But recent U.S. actions on those same issues — from President Biden’s recent pledge of a U.S. military defense of Taiwan if China were to invade, to export controls on semiconductors needed for next-generation weapons systems — are angering China to the point where it is considering backing out.
“Normally, when you have a presidential bilat you start working out the agenda quite a while in advance, but Chinese diplomats are saying, ‘You guys whack us every other day — if that is the environment, how can we expect a positive outcome from a Xi-Biden meeting?’” a person briefed by Chinese officials on the planning told POLITICO.
“If they can’t have a positive outcome, their view is ‘should we even have the meeting?’” the person said. The individual was granted anonymity to prevent possible reprisals for speaking publicly about the bilateral spat.
The Chinese embassy didn’t respond to a request for comment. The White House denied any problems in negotiating the planned Biden-Xi meeting.
“This story is 100 percent false,” the National Security Council’s top spokesperson, Adrienne Watson, said in an email. “We’ve already said the two presidents tasked out their teams to look into a meeting. I won’t get beyond that though in terms of timing and location as of now.”
Preparations for a possible Biden-Xi meeting began months ago. The White House announced in July following Biden’s most recent call with Xi that both sides had agreed on “the value of meeting face to face” and would determine a “mutually agreeable time to do so.” China’s foreign ministry dispatched a delegation to Indonesia in August to prepare for the meeting on the sidelines of the G-20 in Bali.
But with only a month until the G-20 meeting opens in Bali, uncertainty about whether Biden will get a one-on-one meeting with Xi is becoming a diplomatic cliffhanger. “It is still not confirmed,” said a Washington-based diplomat familiar with the event’s planning.

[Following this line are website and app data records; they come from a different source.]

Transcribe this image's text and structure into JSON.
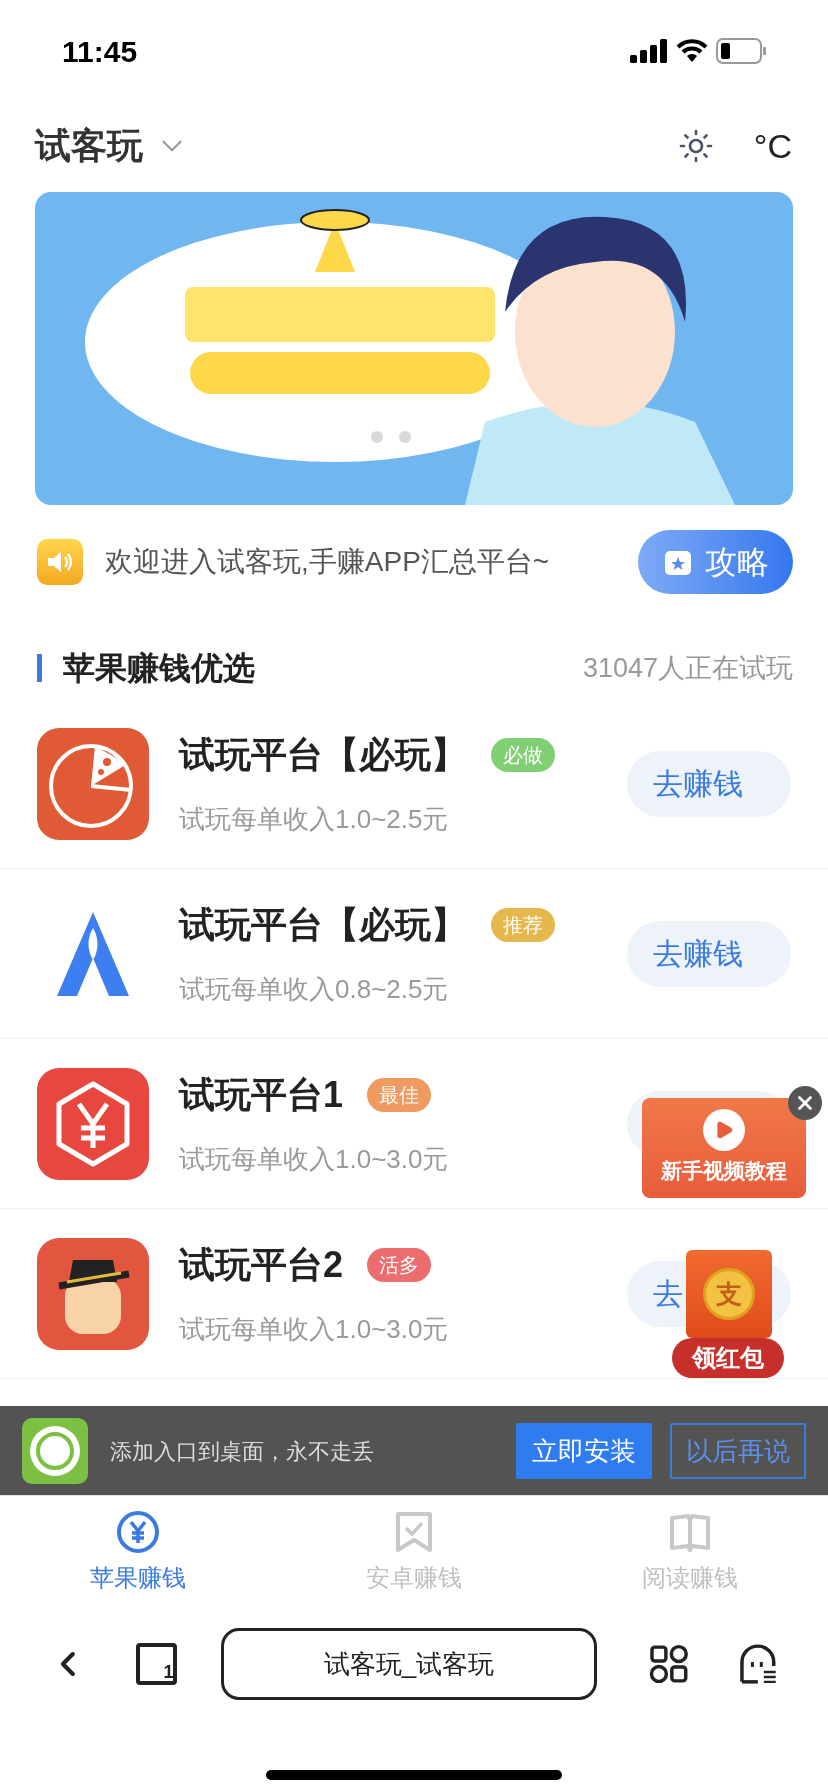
{
  "status_bar": {
    "time": "11:45"
  },
  "header": {
    "title": "试客玩",
    "unit": "°C"
  },
  "notice": {
    "text": "欢迎进入试客玩,手赚APP汇总平台~",
    "button": "攻略"
  },
  "section": {
    "title": "苹果赚钱优选",
    "count": "31047人正在试玩"
  },
  "apps": [
    {
      "name": "试玩平台【必玩】",
      "tag": {
        "text": "必做",
        "color": "#80cf72"
      },
      "subtitle": "试玩每单收入1.0~2.5元",
      "action": "去赚钱"
    },
    {
      "name": "试玩平台【必玩】",
      "tag": {
        "text": "推荐",
        "color": "#e5b74c"
      },
      "subtitle": "试玩每单收入0.8~2.5元",
      "action": "去赚钱"
    },
    {
      "name": "试玩平台1",
      "tag": {
        "text": "最佳",
        "color": "#ee9a60"
      },
      "subtitle": "试玩每单收入1.0~3.0元"
    },
    {
      "name": "试玩平台2",
      "tag": {
        "text": "活多",
        "color": "#ec6d6d"
      },
      "subtitle": "试玩每单收入1.0~3.0元",
      "action": "去"
    }
  ],
  "install_prompt": {
    "text": "添加入口到桌面，永不走丢",
    "buttons": [
      "立即安装",
      "以后再说"
    ]
  },
  "video_tutorial": {
    "label": "新手视频教程"
  },
  "red_envelope": {
    "mark": "支",
    "label": "领红包"
  },
  "tabs": [
    {
      "label": "苹果赚钱",
      "selected": true
    },
    {
      "label": "安卓赚钱",
      "selected": false
    },
    {
      "label": "阅读赚钱",
      "selected": false
    }
  ],
  "browser": {
    "tab_count": "1",
    "address": "试客玩_试客玩"
  }
}
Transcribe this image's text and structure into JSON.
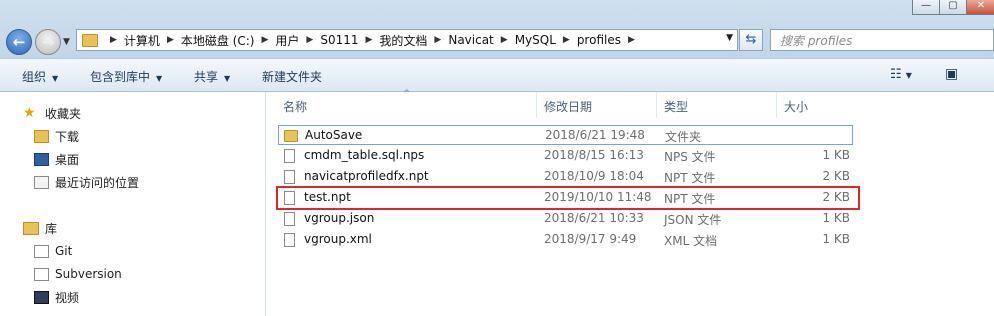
{
  "window": {
    "controls": [
      "—",
      "▢"
    ]
  },
  "nav": {
    "back_icon": "back-arrow-icon",
    "forward_icon": "forward-arrow-icon"
  },
  "address": {
    "crumbs": [
      "计算机",
      "本地磁盘 (C:)",
      "用户",
      "S0111",
      "我的文档",
      "Navicat",
      "MySQL",
      "profiles"
    ]
  },
  "search": {
    "placeholder": "搜索 profiles"
  },
  "toolbar": {
    "organize": "组织",
    "include_in_library": "包含到库中",
    "share": "共享",
    "new_folder": "新建文件夹"
  },
  "sidebar": {
    "favorites": "收藏夹",
    "downloads": "下载",
    "desktop": "桌面",
    "recent": "最近访问的位置",
    "libraries": "库",
    "git": "Git",
    "subversion": "Subversion",
    "videos": "视频"
  },
  "columns": {
    "name": "名称",
    "date": "修改日期",
    "type": "类型",
    "size": "大小"
  },
  "files": [
    {
      "name": "AutoSave",
      "date": "2018/6/21 19:48",
      "type": "文件夹",
      "size": "",
      "icon": "folder-icon"
    },
    {
      "name": "cmdm_table.sql.nps",
      "date": "2018/8/15 16:13",
      "type": "NPS 文件",
      "size": "1 KB",
      "icon": "file-icon"
    },
    {
      "name": "navicatprofiledfx.npt",
      "date": "2018/10/9 18:04",
      "type": "NPT 文件",
      "size": "2 KB",
      "icon": "file-icon"
    },
    {
      "name": "test.npt",
      "date": "2019/10/10 11:48",
      "type": "NPT 文件",
      "size": "2 KB",
      "icon": "file-icon"
    },
    {
      "name": "vgroup.json",
      "date": "2018/6/21 10:33",
      "type": "JSON 文件",
      "size": "1 KB",
      "icon": "file-icon"
    },
    {
      "name": "vgroup.xml",
      "date": "2018/9/17 9:49",
      "type": "XML 文档",
      "size": "1 KB",
      "icon": "file-icon"
    }
  ],
  "colors": {
    "highlight": "#d9292a",
    "toolbar_text": "#1e395b"
  }
}
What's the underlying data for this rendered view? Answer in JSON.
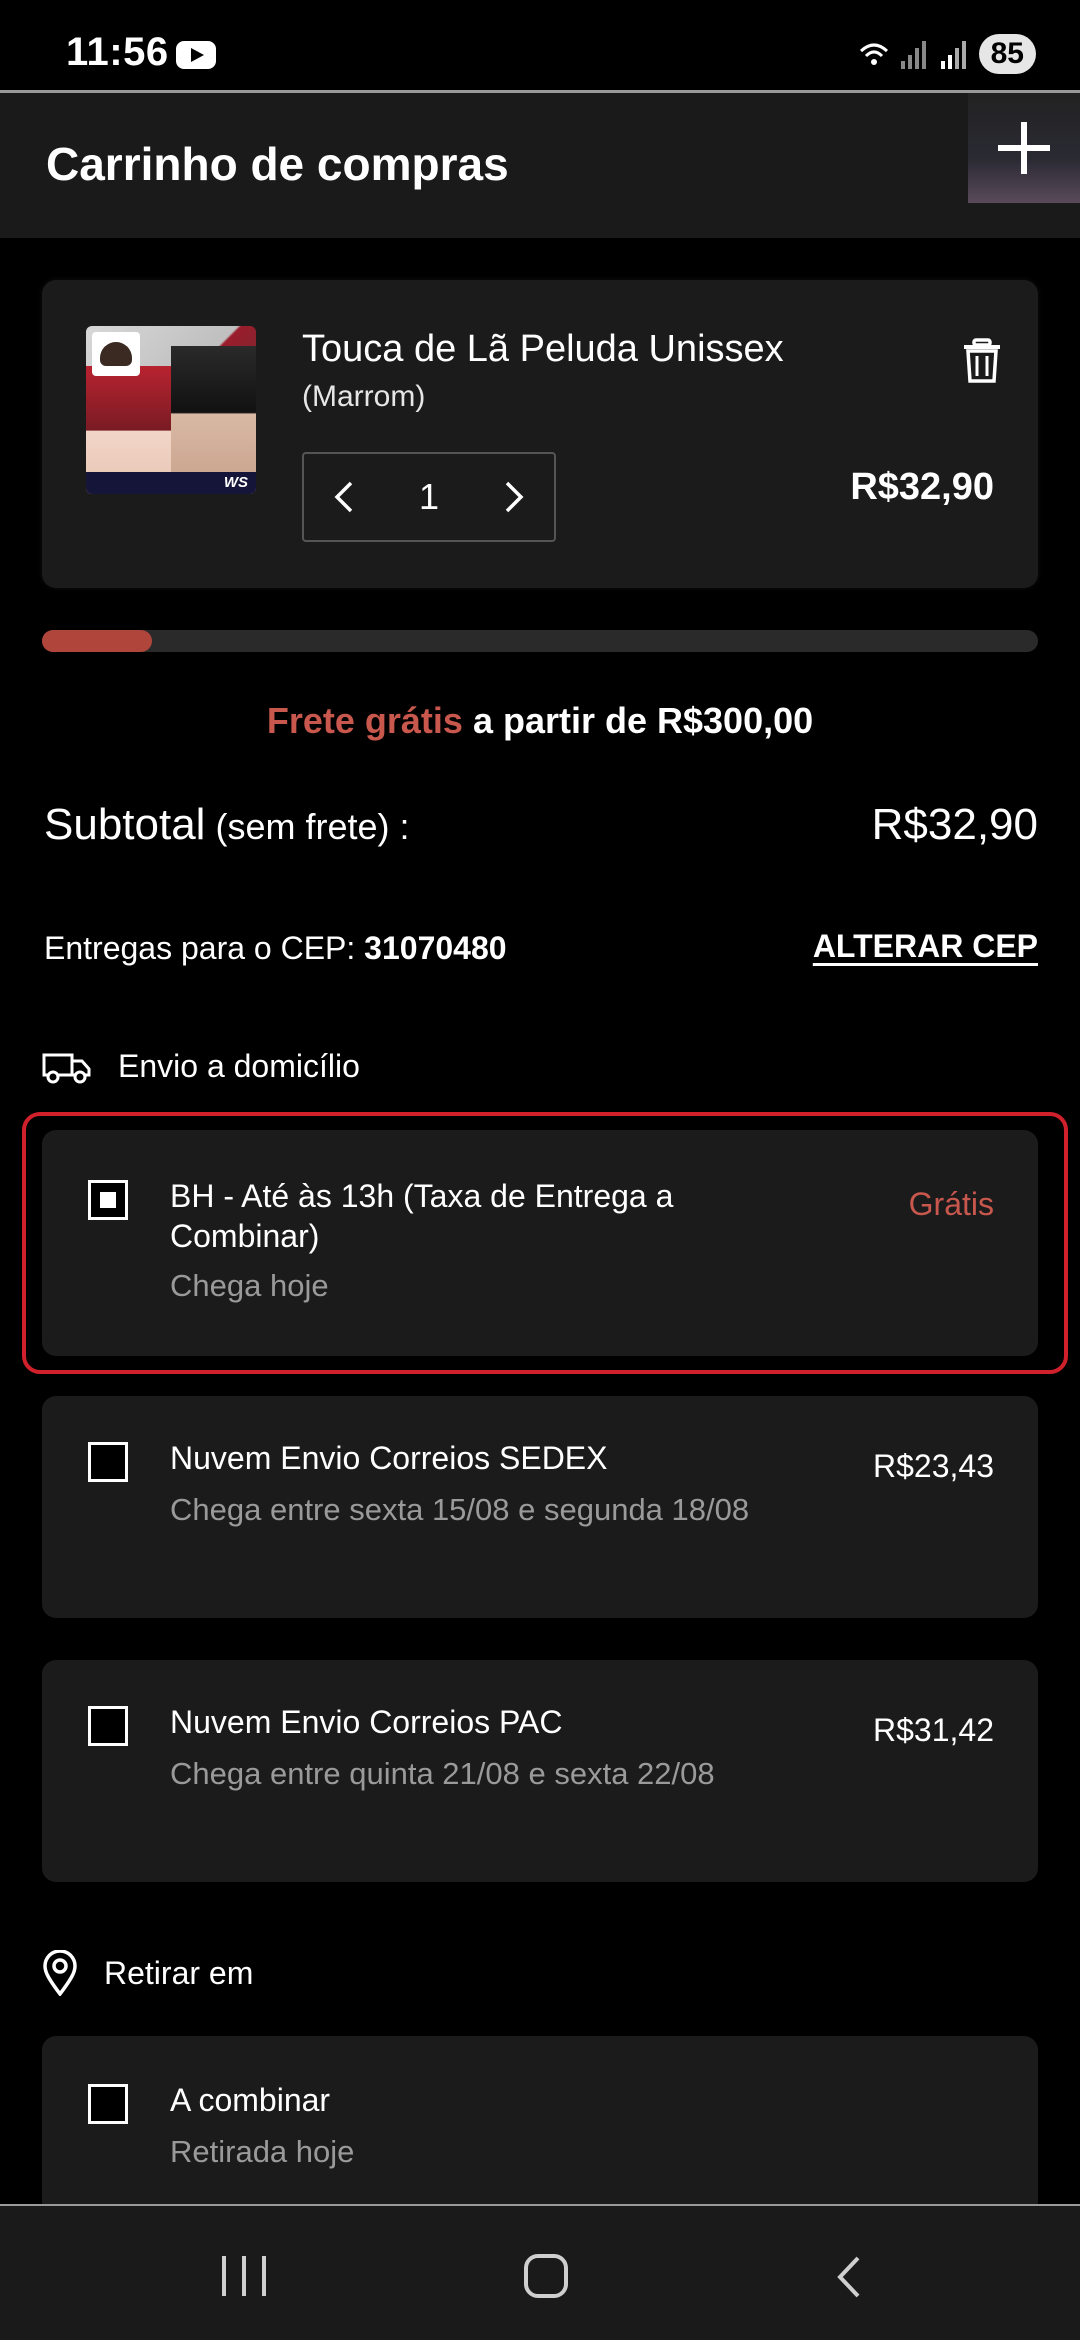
{
  "status_bar": {
    "time": "11:56",
    "battery": "85",
    "icons": [
      "youtube-icon",
      "wifi-icon",
      "signal-icon",
      "signal-icon-2"
    ]
  },
  "header": {
    "title": "Carrinho de compras",
    "action_icon": "plus-icon"
  },
  "cart": {
    "item": {
      "name": "Touca de Lã Peluda Unissex",
      "variant": "(Marrom)",
      "quantity": "1",
      "price": "R$32,90",
      "delete_icon": "trash-icon"
    }
  },
  "free_shipping": {
    "progress": 0.11,
    "accent": "Frete grátis",
    "rest": " a partir de R$300,00"
  },
  "subtotal": {
    "label": "Subtotal",
    "note": " (sem frete) :",
    "value": "R$32,90"
  },
  "cep": {
    "label": "Entregas para o CEP: ",
    "value": "31070480",
    "change_label": "ALTERAR CEP"
  },
  "home_delivery": {
    "heading": "Envio a domicílio",
    "icon": "truck-icon",
    "options": [
      {
        "title": "BH - Até às 13h (Taxa de Entrega a Combinar)",
        "subtitle": "Chega hoje",
        "price": "Grátis",
        "selected": true
      },
      {
        "title": "Nuvem Envio Correios SEDEX",
        "subtitle": "Chega entre sexta 15/08 e segunda 18/08",
        "price": "R$23,43",
        "selected": false
      },
      {
        "title": "Nuvem Envio Correios PAC",
        "subtitle": "Chega entre quinta 21/08 e sexta 22/08",
        "price": "R$31,42",
        "selected": false
      }
    ]
  },
  "pickup": {
    "heading": "Retirar em",
    "icon": "location-pin-icon",
    "options": [
      {
        "title": "A combinar",
        "subtitle": "Retirada hoje",
        "selected": false
      }
    ]
  },
  "colors": {
    "accent": "#c8574d",
    "highlight": "#d0202c",
    "background": "#000000",
    "card": "#1b1b1b"
  },
  "nav": {
    "icons": [
      "recent-apps-icon",
      "home-icon",
      "back-icon"
    ]
  }
}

The diplomat was granted anonymity because he isn’t authorized to speak to the media.
The meeting is key to the Biden administration effort — outlined in this week’s National Security Strategy — to find ways to cooperate with China in areas like climate change at the same time that it hammers the country with export restrictions and mobilizes allies to counter China’s increasingly aggressive moves in the Indo-Pacific.
China so far hasn’t been up for that kind of frenemy. After House Speaker Nancy Pelosi’s Taiwan visit in August, China began regularly flying fighter jets across the halfway point in the waters between China and the self-governing island, and cut off cooperation with the U.S. in areas including counternarcotics and addressing the climate crisis.
The U.S. has responded in kind. The Senate Foreign Relations Committee approved legislation in September to boost Taiwan’s ability to defend itself against a potential Chinese invasion. And in just the past week the administration restricted semiconductor exports to China, issued a National Security Strategy that painted China as one of the biggest threats to U.S. security and warned China may pursue “weaponization of trade as a tool of geopolitical coercion.”
Beijing has been particularly roiled by that National Security Strategy, embassy spokesperson Liu Pengyu said in a statement Thursday.
“The China-related content of the U.S. National Security Strategy hypes up major-power competition, zero-sum game and ideological confrontation,” he wrote. “The sole purpose is to contain and suppress China’s development and maintain the U.S. hegemony.”
That anger is heightening Chinese government skepticism about the utility of a Xi-Biden in-person meeting, but hasn’t yet completely scuppered it, said John Kamm, whose role as the founder of the nonprofit Dui Hua Foundation provides him regular access to Chinese diplomats.
“Based on soundings with Chinese officials, a meeting is expected but details haven’t been agreed to,” Kamm said. “They are wary of more surprises like the semiconductor decision, about which they are furious.”
Still, Beijing’s delays could just be a way to needle the administration ahead of formalizing the meeting, said Craig Singleton, senior China fellow at the nonprofit Foundation for Defense of Democracies. “Right now, the Biden administration appears more eager for this meeting than Beijing, so China has little incentive to agree to one on either Washington’s terms or timetable,” Singleton said. “Better instead to make the White House sweat, even if for only a few more weeks.”
The Chinese government’s reluctance to finalize a meeting agenda may also reflect Beijing’s desire to delay confirmation of major diplomatic outreach until the conclusion of the Chinese Communist Party’s 20th Party Congress. The Congress, which opens on Sunday, will likely deliver Xi a five-year extension as CCP General Secretary and pave the way for possible ruler-for-life status.
“We’ll know more when the 20th Party Congress ends, but if [Chinese officials] still keep dissing us, that’s serious,” said the person briefed by Chinese officials on the Xi-Biden meeting planning.
But both leaders will likely have an opportunity for in-person discussions in Bali regardless of whether they have a formal meeting agenda.
“They’re going to be in the same room for at least 36 hours … they’re not going to ignore each other and glare at each other over the table,” said Craig Allen, president of the U.S.-China Business Council. “Semiconductors are important, but they’re going to find a way to communicate.”